We've got a separate page on looking after the children. Although I said at the start that the divorce itself goes separately to the other stuff this isn't entirely true - if during the course of your divorce the court isn't happy with your plans for looking after the children (which is set out in the Statement of Arrangements for children that you send in with your divorce petition) then they may refuse to grant the divorce. This may cause considerable delay as you'll have to start the whole divorce process again once your plans have been amended. The Court will need to be satisfied that some agreement has been reached or the issues are being discussed direct, via mediation or by way of Court proceedings.

The other big issue around breaking up is matrimonial finances - whether that is splitting up joint property or paying maintenance from one party to the other. Again we've got a separate page dealing with matrimonial finances

If you are worried about how much the divorce process will cost you and if you are not entitled to Legal Help and Help at Court Scheme, we also offer Pay As You Go Divorce which enables to to spread the costs in easy monthly installments.  For further information please contact our family department.

We got married in the Maldives/Carribean/Abroad - can we still get divorced here?

Normally yes you can - if:-
Firstly the marriage itself is legally recognised in England & Wales (which it usually is if the marriage was legal in the country in which you got married), and
Secondly you have a permanent home in England and Wales.

If you satisfy both of these conditions then you can usually apply to our courts for a divorce. If you don't satisfy those conditions then contact our family department to ask for more specific advice.
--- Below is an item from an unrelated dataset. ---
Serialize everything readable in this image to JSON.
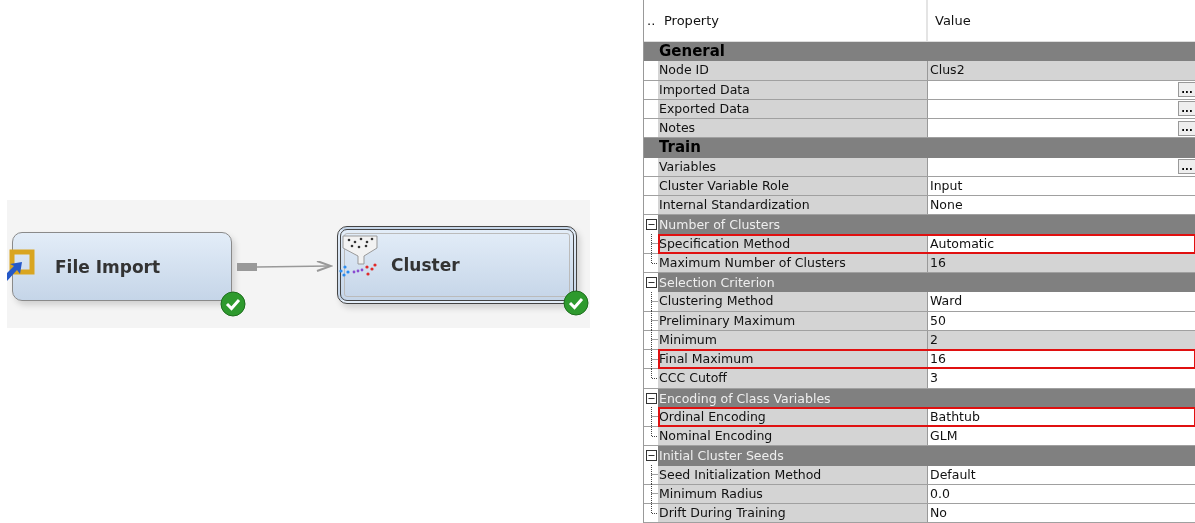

If you want to get divorced in another country then you need to look into that country's divorce process - we can't help with that.

We offer a first 30 minute FREE consultation and 8:30am and 5pm appointment times.